Animal farming for food raises a number of complex issues. Because of their adaptability, livestock is critical to the survival of millions of people living in remote areas. Meat and dairy products are high in protein, vitamins, and minerals, and when livestock are properly managed, they contribute to important ecosystem functions such as soil fertility. However, there are concerns about the industry’s

Meat is a relatively inefficient source of calories. Livestock consumes roughly 40% of global arable land while providing 20% of human calorific intake: chicken consumes 12 calories for every 100 calories of grain, while beef consumes 3 calories for every 100 calories of grain. Despite the fact that livestock consumes roughly one-third of all cereal production, 86% of their plant diet consists of grass, leaves, and other foods that humans cannot eat. It is argued that livestock contributes to food security by making the inedible edible.

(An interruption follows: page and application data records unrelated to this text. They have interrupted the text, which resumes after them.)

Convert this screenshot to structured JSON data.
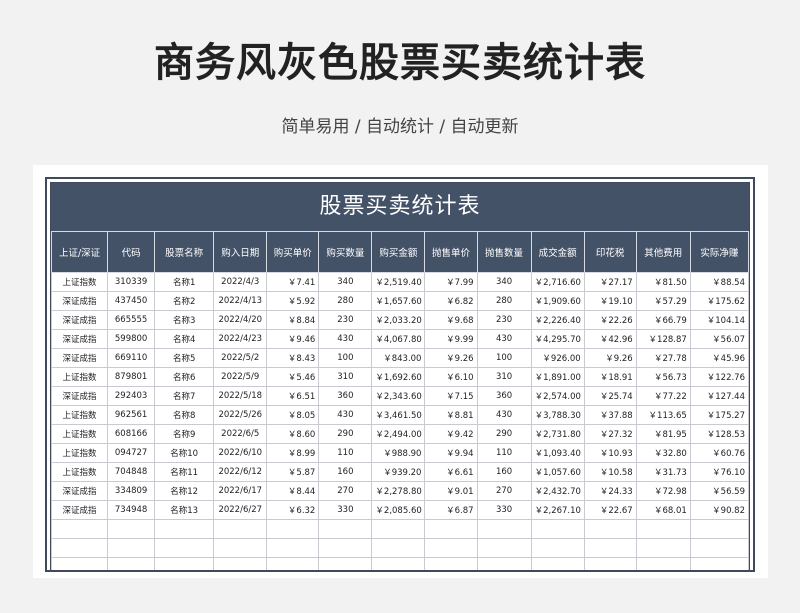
{
  "page": {
    "title": "商务风灰色股票买卖统计表",
    "subtitle": "简单易用  /  自动统计  /  自动更新"
  },
  "sheet": {
    "banner": "股票买卖统计表",
    "headers": [
      "上证/深证",
      "代码",
      "股票名称",
      "购入日期",
      "购买单价",
      "购买数量",
      "购买金额",
      "抛售单价",
      "抛售数量",
      "成交金额",
      "印花税",
      "其他费用",
      "实际净赚"
    ],
    "rows": [
      [
        "上证指数",
        "310339",
        "名称1",
        "2022/4/3",
        "￥7.41",
        "340",
        "￥2,519.40",
        "￥7.99",
        "340",
        "￥2,716.60",
        "￥27.17",
        "￥81.50",
        "￥88.54"
      ],
      [
        "深证成指",
        "437450",
        "名称2",
        "2022/4/13",
        "￥5.92",
        "280",
        "￥1,657.60",
        "￥6.82",
        "280",
        "￥1,909.60",
        "￥19.10",
        "￥57.29",
        "￥175.62"
      ],
      [
        "深证成指",
        "665555",
        "名称3",
        "2022/4/20",
        "￥8.84",
        "230",
        "￥2,033.20",
        "￥9.68",
        "230",
        "￥2,226.40",
        "￥22.26",
        "￥66.79",
        "￥104.14"
      ],
      [
        "深证成指",
        "599800",
        "名称4",
        "2022/4/23",
        "￥9.46",
        "430",
        "￥4,067.80",
        "￥9.99",
        "430",
        "￥4,295.70",
        "￥42.96",
        "￥128.87",
        "￥56.07"
      ],
      [
        "深证成指",
        "669110",
        "名称5",
        "2022/5/2",
        "￥8.43",
        "100",
        "￥843.00",
        "￥9.26",
        "100",
        "￥926.00",
        "￥9.26",
        "￥27.78",
        "￥45.96"
      ],
      [
        "上证指数",
        "879801",
        "名称6",
        "2022/5/9",
        "￥5.46",
        "310",
        "￥1,692.60",
        "￥6.10",
        "310",
        "￥1,891.00",
        "￥18.91",
        "￥56.73",
        "￥122.76"
      ],
      [
        "深证成指",
        "292403",
        "名称7",
        "2022/5/18",
        "￥6.51",
        "360",
        "￥2,343.60",
        "￥7.15",
        "360",
        "￥2,574.00",
        "￥25.74",
        "￥77.22",
        "￥127.44"
      ],
      [
        "上证指数",
        "962561",
        "名称8",
        "2022/5/26",
        "￥8.05",
        "430",
        "￥3,461.50",
        "￥8.81",
        "430",
        "￥3,788.30",
        "￥37.88",
        "￥113.65",
        "￥175.27"
      ],
      [
        "上证指数",
        "608166",
        "名称9",
        "2022/6/5",
        "￥8.60",
        "290",
        "￥2,494.00",
        "￥9.42",
        "290",
        "￥2,731.80",
        "￥27.32",
        "￥81.95",
        "￥128.53"
      ],
      [
        "上证指数",
        "094727",
        "名称10",
        "2022/6/10",
        "￥8.99",
        "110",
        "￥988.90",
        "￥9.94",
        "110",
        "￥1,093.40",
        "￥10.93",
        "￥32.80",
        "￥60.76"
      ],
      [
        "上证指数",
        "704848",
        "名称11",
        "2022/6/12",
        "￥5.87",
        "160",
        "￥939.20",
        "￥6.61",
        "160",
        "￥1,057.60",
        "￥10.58",
        "￥31.73",
        "￥76.10"
      ],
      [
        "深证成指",
        "334809",
        "名称12",
        "2022/6/17",
        "￥8.44",
        "270",
        "￥2,278.80",
        "￥9.01",
        "270",
        "￥2,432.70",
        "￥24.33",
        "￥72.98",
        "￥56.59"
      ],
      [
        "深证成指",
        "734948",
        "名称13",
        "2022/6/27",
        "￥6.32",
        "330",
        "￥2,085.60",
        "￥6.87",
        "330",
        "￥2,267.10",
        "￥22.67",
        "￥68.01",
        "￥90.82"
      ]
    ],
    "empty_rows": 3
  }
}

Meat and dairy consumption in low and middle-income countries has tripled in the last thirty years, owing largely to rising prosperity and urbanization. This increase comes on top of already massive demand in developed countries: the average American consumes 222 pounds of meat per year. With global demand expected to rise by 80% by 2030, we may face serious challenges in feeding a growing population on the planet’s limited agricultural land.

The world’s 1.4 billion cattle, plus billions of pigs and chickens, already occupy two billion hectares of grasslands, 700 million of which could arguably be used more effectively to grow crops for human consumption. Unless we all become vegetarians, one potential solution is to increase the productivity of farm animals. When it comes to production, average farm animals may not be meeting their genetic potential; however, techniques and technologies are being developed and deployed to close that gap and keep meat on the menu.

Farmers have always sought efficiency. They have selectively bred animals for millennia to increase their inherent resilience and productivity. Better nutrition, which improves an animal’s conversion of feed into protein, is supporting this. The addition of natural enzymes and organic acids improves feed digestibility, allowing animals to obtain more nutrition from a wider variety of poorer plants. It also promotes a healthier gut, which makes them less susceptible to disease. A better understanding of the precise nutritional needs of animals is resulting in feeds that optimize their energy, protein, and vitamins while improving overall well-being—better yields and healthier herds.

Most people’s vision of future farming is centered on technology, and precision farming’s drones, sensors, and wearables all contribute to increased efficiency. Drones are increasingly being used to monitor the health and productivity of animals as well as the land on which they graze. A drone equipped with infrared sensors and multi-spectrum, high-definition cameras can send real-time images of herds and flocks over vast swaths of difficult terrain. This enables farmers to locate lost animals quickly and easily, identify newborns, and diagnose illness in herds and individual animals. Drones can also show the condition of pasture, which can help with decisions about moving animals for food, water, or safety. It may even be possible to train livestock to follow a drone in the manner of a high-tech, long-distance sheepdog.